Perhaps one of the most important tasks of the veterinarian was to ensure that the killing of animals was performed in a proper and humane manner. Young animals were killed by injection of euthanasia solution by veterinarians, while older animals were stunned with a captive bolt by slaughter personnel and killed by inserting disposable pithing rods through the brain and into the spinal canal immediately following stunning. One reason for the use of disposable pithing rods was to eliminate the possibility (albeit remote) that workers would be exposed to the etiological agent that causes Bovine Spongiform Encephalopathy.

Occasionally, a farmer would appeal the culling decision because he or she didn't think that his or her live stock had been exposed to FMD. These appeals were frequently based on a belief that good biosecurity on the farm and/or distance from the IP resulted in a low risk that these animals were infected. In such situations, a veterinarian would conduct a thorough risk assessment to assess the likelihood that animals on the farm had been exposed to disease. This risk assessment was forwarded to epidemiology personnel for further consideration. This assessment included an interview of farm personnel, thorough inspection of facilities (including biosecurity measures taken by the farmer and personnel), measurement of the distances between the farm in question and the IP, and inspection of all susceptible livestock.

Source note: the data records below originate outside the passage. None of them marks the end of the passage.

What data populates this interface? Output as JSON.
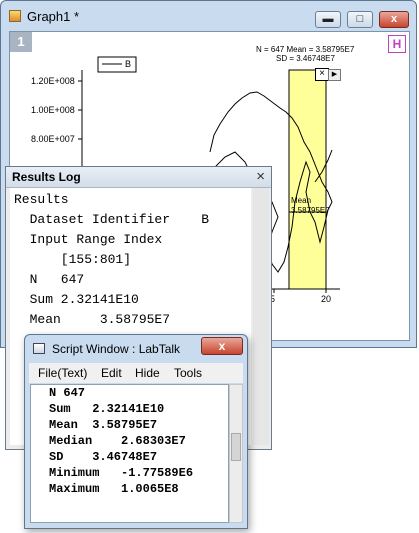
{
  "graph": {
    "title": "Graph1 *",
    "layer_label": "1",
    "h_badge": "H",
    "legend_label": "B",
    "y_ticks": [
      "1.20E+008",
      "1.00E+008",
      "8.00E+007"
    ],
    "x_ticks": [
      "5",
      "20"
    ],
    "stats_line1": "N = 647 Mean = 3.58795E7",
    "stats_line2": "SD = 3.46748E7",
    "mean_label": "Mean",
    "mean_value": "3.58795E7",
    "highlight_color": "#ffff99"
  },
  "results_log": {
    "title": "Results Log",
    "close_glyph": "×",
    "lines": [
      "Results",
      "  Dataset Identifier    B",
      "  Input Range Index",
      "      [155:801]",
      "  N   647",
      "  Sum 2.32141E10",
      "  Mean     3.58795E7"
    ]
  },
  "script_window": {
    "title": "Script Window : LabTalk",
    "close_glyph": "x",
    "menu": [
      "File(Text)",
      "Edit",
      "Hide",
      "Tools"
    ],
    "lines": [
      "N 647",
      "Sum   2.32141E10",
      "Mean  3.58795E7",
      "Median    2.68303E7",
      "SD    3.46748E7",
      "Minimum   -1.77589E6",
      "Maximum   1.0065E8"
    ]
  }
}
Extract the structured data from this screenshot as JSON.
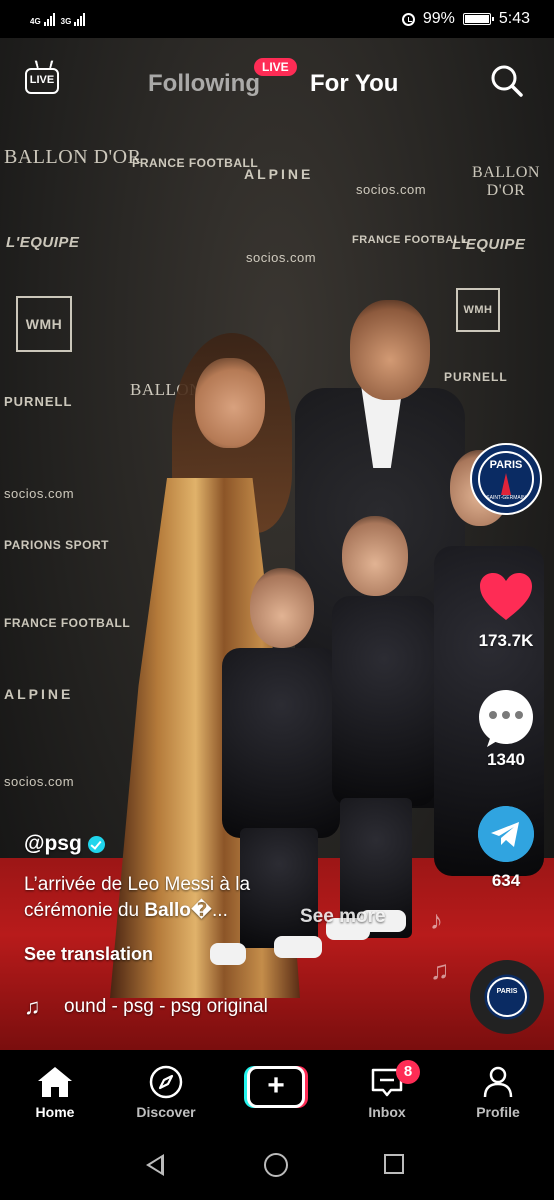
{
  "status_bar": {
    "signal_1_label": "4G",
    "signal_2_label": "3G",
    "battery_percent": "99%",
    "time": "5:43"
  },
  "top_nav": {
    "live_label": "LIVE",
    "live_badge": "LIVE",
    "tab_following": "Following",
    "tab_for_you": "For You",
    "active_tab": "For You"
  },
  "backdrop": {
    "logos": [
      "BALLON D'OR",
      "FRANCE FOOTBALL",
      "ALPINE",
      "socios.com",
      "L'EQUIPE",
      "WMH",
      "PURNELL",
      "PARIONS SPORT"
    ]
  },
  "avatar": {
    "club_text": "PARIS",
    "club_subtext": "SAINT-GERMAIN"
  },
  "actions": {
    "likes": "173.7K",
    "comments": "1340",
    "shares": "634"
  },
  "post": {
    "username": "@psg",
    "caption_line1": "L’arrivée de Leo Messi à la",
    "caption_line2_prefix": "cérémonie du ",
    "caption_line2_bold": "Ballo�",
    "caption_ellipsis": "...",
    "see_more": "See more",
    "see_translation": "See translation",
    "sound": "ound - psg - psg    original"
  },
  "disc_label": "PARIS",
  "tab_bar": {
    "home": "Home",
    "discover": "Discover",
    "create": "+",
    "inbox": "Inbox",
    "inbox_badge": "8",
    "profile": "Profile"
  },
  "colors": {
    "accent_red": "#fe2c55",
    "accent_cyan": "#25f4ee",
    "like_heart": "#fe2c55",
    "share_blue": "#30a4e0",
    "verified": "#20d5ec"
  }
}
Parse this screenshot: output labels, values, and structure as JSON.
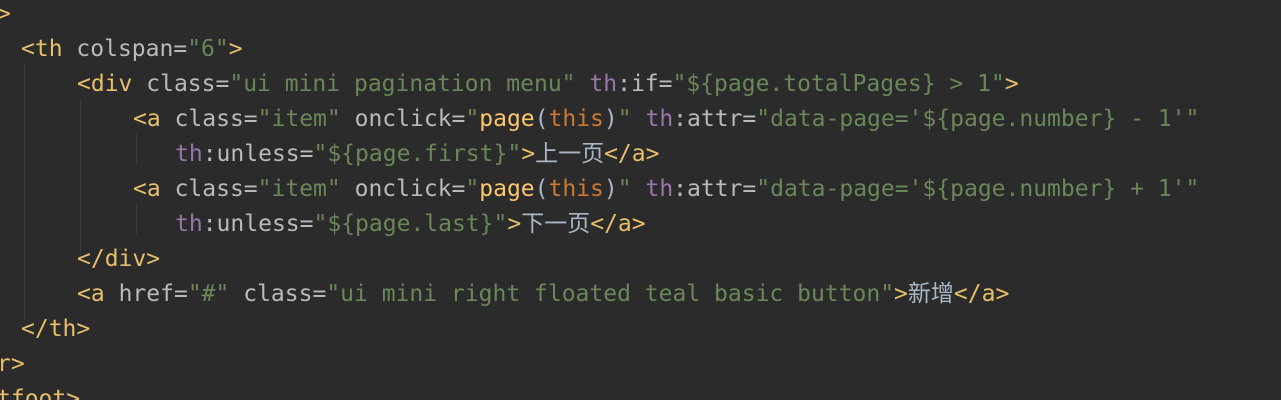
{
  "code": {
    "l1_close": ">",
    "l2": {
      "open": "<th",
      "colspan_attr": "colspan=",
      "colspan_val": "\"6\"",
      "end": ">"
    },
    "l3": {
      "open": "<div",
      "class_attr": "class=",
      "class_val": "\"ui mini pagination menu\"",
      "ns": "th",
      "if_attr": ":if=",
      "if_val": "\"${page.totalPages} > 1\"",
      "end": ">"
    },
    "l4": {
      "open": "<a",
      "class_attr": "class=",
      "class_val": "\"item\"",
      "onclick_attr": "onclick=",
      "q_open": "\"",
      "fn": "page",
      "paren_open": "(",
      "this_kw": "this",
      "paren_close": ")",
      "q_close": "\"",
      "ns": "th",
      "attr_attr": ":attr=",
      "attr_val": "\"data-page='${page.number} - 1'\""
    },
    "l5": {
      "ns": "th",
      "unless_attr": ":unless=",
      "unless_val": "\"${page.first}\"",
      "end": ">",
      "text": "上一页",
      "close": "</a>"
    },
    "l6": {
      "open": "<a",
      "class_attr": "class=",
      "class_val": "\"item\"",
      "onclick_attr": "onclick=",
      "q_open": "\"",
      "fn": "page",
      "paren_open": "(",
      "this_kw": "this",
      "paren_close": ")",
      "q_close": "\"",
      "ns": "th",
      "attr_attr": ":attr=",
      "attr_val": "\"data-page='${page.number} + 1'\""
    },
    "l7": {
      "ns": "th",
      "unless_attr": ":unless=",
      "unless_val": "\"${page.last}\"",
      "end": ">",
      "text": "下一页",
      "close": "</a>"
    },
    "l8": {
      "close": "</div>"
    },
    "l9": {
      "open": "<a",
      "href_attr": "href=",
      "href_val": "\"#\"",
      "class_attr": "class=",
      "class_val": "\"ui mini right floated teal basic button\"",
      "end": ">",
      "text": "新增",
      "close": "</a>"
    },
    "l10": {
      "close": "</th>"
    },
    "l11": {
      "close": "r>"
    },
    "l12": {
      "close": "tfoot>"
    }
  }
}
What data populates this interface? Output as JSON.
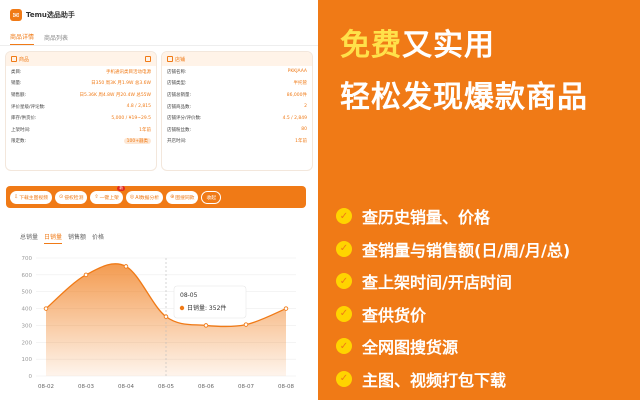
{
  "app": {
    "title": "Temu选品助手",
    "logo_glyph": "✉"
  },
  "tabs": [
    {
      "label": "商品详情"
    },
    {
      "label": "商品列表"
    }
  ],
  "product_card": {
    "title": "商品",
    "rows": [
      {
        "k": "类目:",
        "v": "手机通讯类目活动电源"
      },
      {
        "k": "销量:",
        "v": "日350 周3K 月1.9W 总3.6W"
      },
      {
        "k": "销售额:",
        "v": "日5.36K 周4.8W 月20.4W 总55W"
      },
      {
        "k": "评价星级/评论数:",
        "v": "4.8 / 2,815"
      },
      {
        "k": "库存/供货价:",
        "v": "5,000 / ¥19~29.5"
      },
      {
        "k": "上架时间:",
        "v": "1年前"
      },
      {
        "k": "限定数:",
        "v": "100+器类"
      }
    ]
  },
  "store_card": {
    "title": "店铺",
    "rows": [
      {
        "k": "店铺名称:",
        "v": "PKKJAAA"
      },
      {
        "k": "店铺类型:",
        "v": "半托管"
      },
      {
        "k": "店铺总销量:",
        "v": "86,000件"
      },
      {
        "k": "店铺商品数:",
        "v": "2"
      },
      {
        "k": "店铺评分/评价数:",
        "v": "4.5 / 2,849"
      },
      {
        "k": "店铺粉丝数:",
        "v": "80"
      },
      {
        "k": "开店时间:",
        "v": "1年前"
      }
    ]
  },
  "toolbar": {
    "buttons": [
      {
        "icon": "⇩",
        "label": "下载主图视频"
      },
      {
        "icon": "⊙",
        "label": "侵权检测"
      },
      {
        "icon": "⇧",
        "label": "一键上架",
        "badge": "新"
      },
      {
        "icon": "◎",
        "label": "AI数据分析"
      },
      {
        "icon": "⊕",
        "label": "图搜同款"
      }
    ],
    "collapse_label": "收起"
  },
  "chart_tabs": [
    {
      "label": "总销量"
    },
    {
      "label": "日销量"
    },
    {
      "label": "销售额"
    },
    {
      "label": "价格"
    }
  ],
  "chart_data": {
    "type": "area",
    "categories": [
      "08-02",
      "08-03",
      "08-04",
      "08-05",
      "08-06",
      "08-07",
      "08-08"
    ],
    "series": [
      {
        "values": [
          400,
          600,
          650,
          352,
          300,
          305,
          400
        ]
      }
    ],
    "ylim": [
      0,
      700
    ],
    "yticks": [
      0,
      100,
      200,
      300,
      400,
      500,
      600,
      700
    ],
    "tooltip": {
      "title": "08-05",
      "label": "日销量: 352件",
      "index": 3
    },
    "color": "#f07a16"
  },
  "headline": {
    "line1_hl": "免费",
    "line1_rest": "又实用",
    "line2": "轻松发现爆款商品"
  },
  "features": [
    {
      "label": "查历史销量、价格"
    },
    {
      "label": "查销量与销售额(日/周/月/总)"
    },
    {
      "label": "查上架时间/开店时间"
    },
    {
      "label": "查供货价"
    },
    {
      "label": "全网图搜货源"
    },
    {
      "label": "主图、视频打包下载"
    }
  ],
  "check_glyph": "✓"
}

The total economic cost of the FMD outbreak in England has been estimated to be 2.4 to 4.1 billion British pounds (about 3.4 to 5.8 billion U.S. dollars). Nationally, twenty-five percent of English firms have been impacted. An FMD outbreak in the U.S., either deliberate or accidental, could easily cost many times this amount. This knowledge should help to reinvigorate every individual's vigilance to keep this and other exotic diseases from entering or re-entering the U.S. Undoubtedly, some diseases will gain entrance into the U.S. In these cases, early detection and eradication are essential to ensure the damage to the U.S. livestock industry is minimized. Travelers should be cognizant of the risks of bringing food and animal products into the U.S. from overseas (see websites listed below). Veterinarians should work to educate farmers about what symptoms are suggestive of exotic diseases. Farm workers should educate themselves about the usual symptoms of these diseases and keep them in mind when they inspect their livestock. Lastly, farmers should contact a government veterinarian immediately if the symptoms are suggestive of an exotic infectious disease. Our collective efforts will help to maintain the health of our livestock industries and keep our animals free of foreign animal diseases like FMD.

For additional information on FMD or England's FMD experience, visit one of the following websites:

Dr. Eastin is a Veterinary Medical Officer in CVM's Division of Epidemiology. He was a DEPRA Temporary Veterinary Inspector working on FMD during July and August 2001.